Non-price strategies are as important. Once the two groups are on board, crowdfunding platforms must do whatever they can to facilitate the interaction between the groups. A first strategy concerns the choice of a mechanism for raising funds. Platforms usually adopt one of two models: ‘All or Nothing’ (the fundraiser gets the money only if the goal that was set initially is reached) or ‘Keep It All’ (when money can be kept even if the goal is not reached). These two mechanisms have their advantages and disadvantages, which I don’t have time to discuss here. Platforms also design strategies to address asymmetric information problems.

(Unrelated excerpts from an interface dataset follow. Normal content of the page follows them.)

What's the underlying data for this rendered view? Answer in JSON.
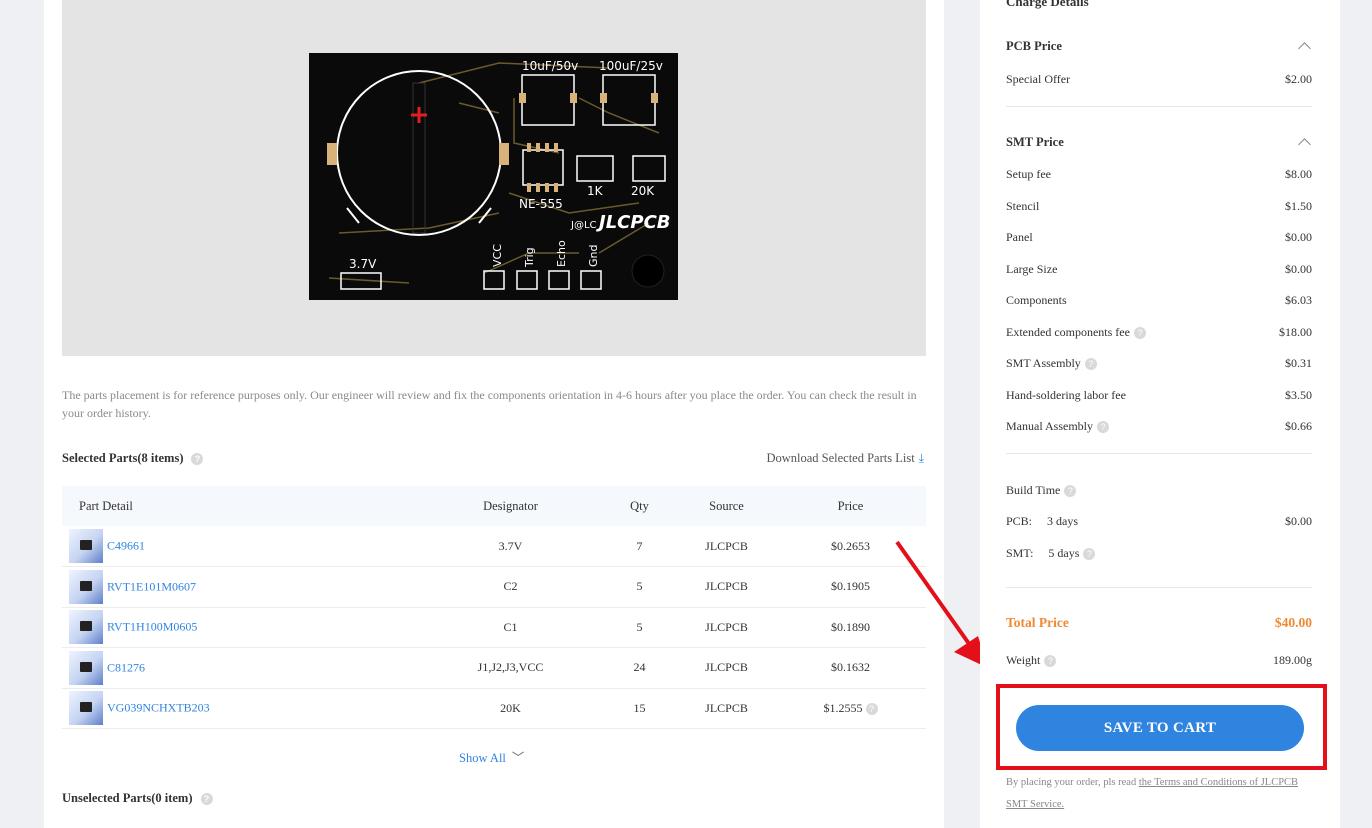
{
  "preview": {
    "pcb_labels": {
      "cap1": "10uF/50v",
      "cap2": "100uF/25v",
      "r1": "1K",
      "r2": "20K",
      "ic": "NE-555",
      "brand": "JLCPCB",
      "logo_mark": "J@LC",
      "battery": "3.7V",
      "pin1": "VCC",
      "pin2": "Trig",
      "pin3": "Echo",
      "pin4": "Gnd"
    }
  },
  "note": "The parts placement is for reference purposes only. Our engineer will review and fix the components orientation in 4-6 hours after you place the order. You can check the result in your order history.",
  "selected_parts": {
    "title": "Selected Parts(8 items)",
    "download_label": "Download Selected Parts List",
    "columns": [
      "Part Detail",
      "Designator",
      "Qty",
      "Source",
      "Price"
    ],
    "rows": [
      {
        "part": "C49661",
        "designator": "3.7V",
        "qty": "7",
        "source": "JLCPCB",
        "price": "$0.2653"
      },
      {
        "part": "RVT1E101M0607",
        "designator": "C2",
        "qty": "5",
        "source": "JLCPCB",
        "price": "$0.1905"
      },
      {
        "part": "RVT1H100M0605",
        "designator": "C1",
        "qty": "5",
        "source": "JLCPCB",
        "price": "$0.1890"
      },
      {
        "part": "C81276",
        "designator": "J1,J2,J3,VCC",
        "qty": "24",
        "source": "JLCPCB",
        "price": "$0.1632"
      },
      {
        "part": "VG039NCHXTB203",
        "designator": "20K",
        "qty": "15",
        "source": "JLCPCB",
        "price": "$1.2555"
      }
    ],
    "show_all": "Show All"
  },
  "unselected_parts": {
    "title": "Unselected Parts(0 item)"
  },
  "charge": {
    "heading": "Charge Details",
    "pcb_section": {
      "title": "PCB Price",
      "items": [
        {
          "label": "Special Offer",
          "value": "$2.00"
        }
      ]
    },
    "smt_section": {
      "title": "SMT Price",
      "items": [
        {
          "label": "Setup fee",
          "value": "$8.00"
        },
        {
          "label": "Stencil",
          "value": "$1.50"
        },
        {
          "label": "Panel",
          "value": "$0.00"
        },
        {
          "label": "Large Size",
          "value": "$0.00"
        },
        {
          "label": "Components",
          "value": "$6.03"
        },
        {
          "label": "Extended components fee",
          "value": "$18.00"
        },
        {
          "label": "SMT Assembly",
          "value": "$0.31"
        },
        {
          "label": "Hand-soldering labor fee",
          "value": "$3.50"
        },
        {
          "label": "Manual Assembly",
          "value": "$0.66"
        }
      ]
    },
    "build_time": {
      "title": "Build Time",
      "pcb_label": "PCB:",
      "pcb_days": "3 days",
      "pcb_value": "$0.00",
      "smt_label": "SMT:",
      "smt_days": "5 days"
    },
    "total_label": "Total Price",
    "total_value": "$40.00",
    "weight_label": "Weight",
    "weight_value": "189.00g",
    "save_button": "SAVE TO CART",
    "terms_prefix": "By placing your order, pls read ",
    "terms_link": "the Terms and Conditions of JLCPCB SMT Service."
  },
  "colors": {
    "accent": "#2f84e0",
    "total": "#f08a32",
    "highlight": "#e3101a"
  }
}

There are hidden information problems (funders have a hard time estimating the chances of success of the proposed projects) and hidden action problems (funders also face trouble monitoring what fundraisers do with the collected funds). Typically, platforms spend resources to screen the projects that they accept; they also facilitate the provision of information by the fundraisers and the circulation of information among funders.
How with the crowdfunding platforms industry evolve? More concentration, less fragmentation? Which complementarities for reward-based and equity-based CRP?
As I explained it before, there are strong reinforcement mechanisms at work on crowdfunding platforms: more funders attract more fundraisers, who in turn attract more funders, and so on so forth. Even if the competition among funders exerts a force in the opposite direction, I believe that this is of second order, at least nowadays as crowdfunding as a whole is still growing (things may change when the crowdfunding market will reach its maturity). Add to this, economies of scale and a learning curve; that is, platforms get better at what they do as they grow.
Put together, these forces induce a snowball effect: the big gets bigger and the small smaller, which should push the crowdfunding platform industry towards more concentration and less fragmentation. This being said, I don’t believe that the crowdfunding market will be dominated by one or two global platforms (like Google for search, or Facebook for social networks). There is (and there will still be in the near future) a lot of room for differentiation across platforms. Differentiation indeed takes place along the following dimensions:
- the type of crowdfunding (reward, equity, donation, lending, …),
- geographical lines (because of different regulations, because funders prefer financing local entrepreneurs, …),
- sectors (artistic projects, real estate, you name it).
As far as complementarities are concerned, I don’t think there is much to be found among different types of crowdfunding platforms. My understanding is that reward-based and equity-based crowdfunding are two worlds apart (these platforms don’t attract the same profile of fundraisers, let alone the same profile of funders). However, complementarities exist – and are increasingly exploited – among crowdfunding platforms and other forms of financing. I mean banks primarily, but also venture capitalists or business angels.